pathology at the G.V. (Sonny) Montgomery VA Medical Center, Jackson, Miss.,
and chair of the laboratory network’s quality assurance committee.
The committee is developing a perioperative blood collection and administration
program recommendation policy delineating requirements of the program, such
as competency assessment and education of all involved personnel, including
contractors. The policy outlines the scope of responsibility for all staff,
mandates development of quality assurance monitors, and defines how the transfusion
committee can provide consultation. At the G.V. (Sonny) Montgomery VAMedical
Center, among the monitors reported monthly to the transfusion committee is
the number of perioperative cases performed in that time frame and percent compliance
with the quality monitors established for the institution.
Learning the language of quality

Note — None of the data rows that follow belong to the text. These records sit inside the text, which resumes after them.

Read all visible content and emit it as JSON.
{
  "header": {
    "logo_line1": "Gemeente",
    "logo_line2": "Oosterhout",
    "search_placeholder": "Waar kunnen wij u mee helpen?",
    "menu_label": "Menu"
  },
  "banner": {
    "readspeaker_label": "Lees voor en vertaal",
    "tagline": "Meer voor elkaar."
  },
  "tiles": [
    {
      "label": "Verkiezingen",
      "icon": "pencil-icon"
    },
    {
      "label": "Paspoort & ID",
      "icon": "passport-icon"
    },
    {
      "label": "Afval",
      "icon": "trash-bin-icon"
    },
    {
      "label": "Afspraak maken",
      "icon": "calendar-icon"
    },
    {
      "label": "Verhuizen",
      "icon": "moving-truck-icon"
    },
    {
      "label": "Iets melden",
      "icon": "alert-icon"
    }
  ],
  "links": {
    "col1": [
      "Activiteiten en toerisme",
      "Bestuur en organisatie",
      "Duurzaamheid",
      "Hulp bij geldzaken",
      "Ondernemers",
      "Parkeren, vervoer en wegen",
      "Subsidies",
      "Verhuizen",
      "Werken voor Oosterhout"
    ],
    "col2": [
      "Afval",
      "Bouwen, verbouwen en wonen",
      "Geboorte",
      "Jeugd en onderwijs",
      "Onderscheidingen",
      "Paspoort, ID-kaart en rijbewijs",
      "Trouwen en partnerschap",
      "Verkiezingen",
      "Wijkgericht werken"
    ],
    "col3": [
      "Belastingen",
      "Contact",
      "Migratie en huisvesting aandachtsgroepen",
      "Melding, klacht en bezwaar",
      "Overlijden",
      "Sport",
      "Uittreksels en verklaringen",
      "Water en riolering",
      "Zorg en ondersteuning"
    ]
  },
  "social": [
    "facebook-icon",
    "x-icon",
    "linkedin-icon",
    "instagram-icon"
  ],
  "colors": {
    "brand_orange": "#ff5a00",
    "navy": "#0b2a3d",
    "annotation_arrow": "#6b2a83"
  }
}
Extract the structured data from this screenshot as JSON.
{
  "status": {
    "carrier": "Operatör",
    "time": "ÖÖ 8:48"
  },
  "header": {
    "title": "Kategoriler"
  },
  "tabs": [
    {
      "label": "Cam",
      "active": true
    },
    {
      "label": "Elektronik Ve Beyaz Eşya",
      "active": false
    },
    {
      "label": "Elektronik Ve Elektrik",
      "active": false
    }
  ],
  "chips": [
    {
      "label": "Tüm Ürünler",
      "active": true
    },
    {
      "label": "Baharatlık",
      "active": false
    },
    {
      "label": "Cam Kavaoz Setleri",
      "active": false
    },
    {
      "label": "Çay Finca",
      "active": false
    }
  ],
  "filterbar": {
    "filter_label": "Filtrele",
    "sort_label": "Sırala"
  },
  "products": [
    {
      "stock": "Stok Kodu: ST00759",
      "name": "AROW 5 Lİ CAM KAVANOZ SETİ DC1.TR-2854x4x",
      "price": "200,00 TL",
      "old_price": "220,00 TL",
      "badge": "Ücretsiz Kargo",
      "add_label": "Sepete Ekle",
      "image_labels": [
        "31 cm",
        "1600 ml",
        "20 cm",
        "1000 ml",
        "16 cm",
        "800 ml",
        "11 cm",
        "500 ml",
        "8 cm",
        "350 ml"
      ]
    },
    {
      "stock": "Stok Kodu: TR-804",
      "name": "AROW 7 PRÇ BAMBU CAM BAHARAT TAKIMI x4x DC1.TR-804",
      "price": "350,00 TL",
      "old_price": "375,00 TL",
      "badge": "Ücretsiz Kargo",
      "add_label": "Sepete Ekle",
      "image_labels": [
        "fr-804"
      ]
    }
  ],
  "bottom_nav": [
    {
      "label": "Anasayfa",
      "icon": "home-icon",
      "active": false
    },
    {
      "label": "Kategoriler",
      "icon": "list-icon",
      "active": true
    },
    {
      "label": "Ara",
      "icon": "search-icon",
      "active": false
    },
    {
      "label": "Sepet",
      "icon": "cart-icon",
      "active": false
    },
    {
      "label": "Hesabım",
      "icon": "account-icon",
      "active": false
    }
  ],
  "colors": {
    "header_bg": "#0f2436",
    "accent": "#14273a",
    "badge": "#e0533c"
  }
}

Dr. Santrach hopes the AABB standards will be well received. "The biggest
change for a lot of people who do this is definitely the essentials-based quality
that AABB has. For a lot of folks, it’s a foreign language—just as transfusion
centers and donor services were five to 10 years ago." The "language of quality"
is the hardest thing for people to understand, "but I’ve gotten pretty positive
feedback from people who do this a lot," she says.
Adds Dr. Weiskopf, "It’s completely voluntary, just as other AABB certification
is voluntary." And the standards program units are modular, he says. "If an
institution wants to be certified for this, they go through the process, but
the blood bank can be AABB-certified without this."
Meeting the standards should not be costly, Dr. Santrach predicts. While Mayo
Clinic has most of the standards in place, many institutions do not, but in
Dr. Santrach’s judgment, some institutions are missing nothing more than the
documentation. A lot of people are conducting quality assurance, "but either
there isn’t a written procedure or there’s no documentation of what happened.
They may just have to think in a different way and put the structure and documentation
together to show they have it," she says.
Dr. Santrach has told non-blood bankers that the new standards represent an
opportunity for surgery and blood banks to work together and share knowledge.
"It’s not that the blood bank has to run the program or be involved in the direction
of it. It’s that there’s an opportunity for the two groups to increase their
understanding of what each other does," she says.
Perioperative autologous blood programs still need to be improved, contends
Dr. Weiskopf. "People are not aware of what it takes to produce a quality, safe
product, and there’s been no standard with respect to how those products should
be tested," he says. "We don’t think this is the final answer, but we didn’t
want to take a giant leap all at once. We wanted to establish something that
people could live with and that worked. This is a first step in that direction."
Anne Paxton is a writer in Seattle.
"Standards for Perioperative Autologous Blood Collection and Administration"
(stock No. 0131000L01) is available for $85 for non-AABB members and $65
for AABB members. Contact the American Association of Blood Banks, 8101
Glenbrook Rd., Bethesda, MD 20814-2749, or call 301-907-6977. The CAP’s
transfusion medicine checklist can be found at TRM_MCD_2005-2006.html.